DATASET CONTENT:
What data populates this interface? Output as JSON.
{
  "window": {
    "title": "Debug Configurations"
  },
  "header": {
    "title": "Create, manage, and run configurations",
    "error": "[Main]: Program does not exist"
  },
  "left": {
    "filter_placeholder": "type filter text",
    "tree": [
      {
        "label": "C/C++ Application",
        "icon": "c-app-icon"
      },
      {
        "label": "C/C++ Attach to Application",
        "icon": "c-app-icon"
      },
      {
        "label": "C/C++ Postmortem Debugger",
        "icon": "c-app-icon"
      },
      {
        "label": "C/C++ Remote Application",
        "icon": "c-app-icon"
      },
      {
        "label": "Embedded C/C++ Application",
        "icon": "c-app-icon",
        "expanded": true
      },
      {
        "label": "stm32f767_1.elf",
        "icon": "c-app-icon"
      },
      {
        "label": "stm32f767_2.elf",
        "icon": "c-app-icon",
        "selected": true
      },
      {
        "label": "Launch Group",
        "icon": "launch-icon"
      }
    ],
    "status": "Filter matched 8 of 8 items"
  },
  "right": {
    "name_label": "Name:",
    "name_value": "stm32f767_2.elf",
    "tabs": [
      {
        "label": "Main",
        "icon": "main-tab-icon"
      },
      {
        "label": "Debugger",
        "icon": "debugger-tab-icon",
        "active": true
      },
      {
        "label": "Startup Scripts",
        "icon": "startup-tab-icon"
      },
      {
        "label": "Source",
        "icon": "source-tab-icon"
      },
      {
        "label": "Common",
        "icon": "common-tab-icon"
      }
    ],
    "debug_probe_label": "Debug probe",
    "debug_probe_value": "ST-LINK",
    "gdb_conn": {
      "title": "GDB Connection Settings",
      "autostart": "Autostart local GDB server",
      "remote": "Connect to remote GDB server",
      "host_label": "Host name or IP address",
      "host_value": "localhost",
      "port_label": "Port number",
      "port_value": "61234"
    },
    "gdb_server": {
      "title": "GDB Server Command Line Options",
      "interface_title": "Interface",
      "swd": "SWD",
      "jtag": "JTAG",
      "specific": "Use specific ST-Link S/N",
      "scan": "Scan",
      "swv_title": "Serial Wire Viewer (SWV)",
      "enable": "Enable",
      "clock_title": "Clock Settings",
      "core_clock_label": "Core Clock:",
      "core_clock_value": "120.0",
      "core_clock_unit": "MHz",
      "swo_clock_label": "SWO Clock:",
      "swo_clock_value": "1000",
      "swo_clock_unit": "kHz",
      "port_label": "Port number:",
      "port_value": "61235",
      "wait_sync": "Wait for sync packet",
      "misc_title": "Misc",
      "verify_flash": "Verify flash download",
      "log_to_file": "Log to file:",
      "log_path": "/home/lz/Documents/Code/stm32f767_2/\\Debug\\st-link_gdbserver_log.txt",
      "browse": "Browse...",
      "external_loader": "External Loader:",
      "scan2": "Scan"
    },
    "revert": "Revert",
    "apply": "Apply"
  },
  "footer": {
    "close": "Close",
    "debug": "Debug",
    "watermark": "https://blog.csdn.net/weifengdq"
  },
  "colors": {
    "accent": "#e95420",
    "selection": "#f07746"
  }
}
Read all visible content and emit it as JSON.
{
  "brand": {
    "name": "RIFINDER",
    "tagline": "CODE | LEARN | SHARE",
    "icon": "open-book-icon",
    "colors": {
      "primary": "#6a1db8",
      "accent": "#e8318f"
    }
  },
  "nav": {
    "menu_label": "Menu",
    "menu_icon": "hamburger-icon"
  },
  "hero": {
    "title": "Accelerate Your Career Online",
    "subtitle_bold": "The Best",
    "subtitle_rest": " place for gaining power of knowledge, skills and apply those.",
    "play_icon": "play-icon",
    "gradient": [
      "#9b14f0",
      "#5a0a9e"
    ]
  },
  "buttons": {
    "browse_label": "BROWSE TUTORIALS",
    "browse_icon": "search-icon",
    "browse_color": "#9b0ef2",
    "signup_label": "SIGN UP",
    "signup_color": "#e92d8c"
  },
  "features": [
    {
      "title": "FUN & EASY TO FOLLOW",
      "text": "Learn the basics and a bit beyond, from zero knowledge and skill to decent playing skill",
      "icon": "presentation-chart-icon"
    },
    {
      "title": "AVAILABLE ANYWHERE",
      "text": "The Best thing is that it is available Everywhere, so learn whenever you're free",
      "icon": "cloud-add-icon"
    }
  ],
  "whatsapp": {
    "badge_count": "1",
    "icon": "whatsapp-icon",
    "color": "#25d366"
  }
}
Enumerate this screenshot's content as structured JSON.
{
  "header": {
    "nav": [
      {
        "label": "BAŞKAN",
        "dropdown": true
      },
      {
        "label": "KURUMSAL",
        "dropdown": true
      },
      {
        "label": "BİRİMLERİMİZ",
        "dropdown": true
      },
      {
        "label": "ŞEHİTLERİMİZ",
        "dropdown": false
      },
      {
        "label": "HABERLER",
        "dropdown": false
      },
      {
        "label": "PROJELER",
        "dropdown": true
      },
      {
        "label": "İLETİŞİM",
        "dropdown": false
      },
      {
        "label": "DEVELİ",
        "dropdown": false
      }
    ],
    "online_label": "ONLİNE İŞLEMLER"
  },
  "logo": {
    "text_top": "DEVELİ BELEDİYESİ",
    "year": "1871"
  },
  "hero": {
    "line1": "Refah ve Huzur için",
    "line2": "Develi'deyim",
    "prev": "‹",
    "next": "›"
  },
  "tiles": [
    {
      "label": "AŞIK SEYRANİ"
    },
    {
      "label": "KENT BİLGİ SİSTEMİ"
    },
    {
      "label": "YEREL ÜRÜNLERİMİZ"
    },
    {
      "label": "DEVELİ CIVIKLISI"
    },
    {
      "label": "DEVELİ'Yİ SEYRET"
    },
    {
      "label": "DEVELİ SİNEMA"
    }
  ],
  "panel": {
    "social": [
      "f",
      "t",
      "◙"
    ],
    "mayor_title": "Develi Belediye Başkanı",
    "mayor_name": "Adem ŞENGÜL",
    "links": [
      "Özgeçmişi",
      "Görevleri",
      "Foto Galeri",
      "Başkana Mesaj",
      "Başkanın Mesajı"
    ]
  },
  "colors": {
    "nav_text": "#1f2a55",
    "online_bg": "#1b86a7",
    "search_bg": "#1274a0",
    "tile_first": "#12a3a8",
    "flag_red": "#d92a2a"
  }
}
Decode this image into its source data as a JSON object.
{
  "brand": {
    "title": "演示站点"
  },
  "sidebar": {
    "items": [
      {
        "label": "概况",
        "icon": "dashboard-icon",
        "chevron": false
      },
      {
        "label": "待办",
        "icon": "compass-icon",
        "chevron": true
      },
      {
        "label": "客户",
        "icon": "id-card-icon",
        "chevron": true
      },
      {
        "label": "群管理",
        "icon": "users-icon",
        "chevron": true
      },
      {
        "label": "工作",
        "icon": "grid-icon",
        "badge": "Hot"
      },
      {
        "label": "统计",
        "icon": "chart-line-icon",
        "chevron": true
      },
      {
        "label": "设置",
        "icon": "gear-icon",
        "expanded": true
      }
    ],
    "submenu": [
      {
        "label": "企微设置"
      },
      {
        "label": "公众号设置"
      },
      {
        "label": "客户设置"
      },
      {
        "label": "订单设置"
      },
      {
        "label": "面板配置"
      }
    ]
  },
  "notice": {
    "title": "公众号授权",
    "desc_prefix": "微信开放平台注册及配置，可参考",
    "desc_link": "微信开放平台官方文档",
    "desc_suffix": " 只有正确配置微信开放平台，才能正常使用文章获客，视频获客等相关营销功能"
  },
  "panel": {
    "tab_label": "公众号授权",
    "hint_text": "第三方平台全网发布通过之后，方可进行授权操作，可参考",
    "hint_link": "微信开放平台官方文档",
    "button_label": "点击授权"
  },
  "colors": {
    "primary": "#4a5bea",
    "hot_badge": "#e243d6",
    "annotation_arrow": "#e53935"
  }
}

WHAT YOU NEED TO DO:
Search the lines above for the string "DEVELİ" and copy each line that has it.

SOLUTION TO THE EXERCISE:
        "label": "DEVELİ",
    "text_top": "DEVELİ BELEDİYESİ",
      "label": "DEVELİ CIVIKLISI"
      "label": "DEVELİ'Yİ SEYRET"
      "label": "DEVELİ SİNEMA"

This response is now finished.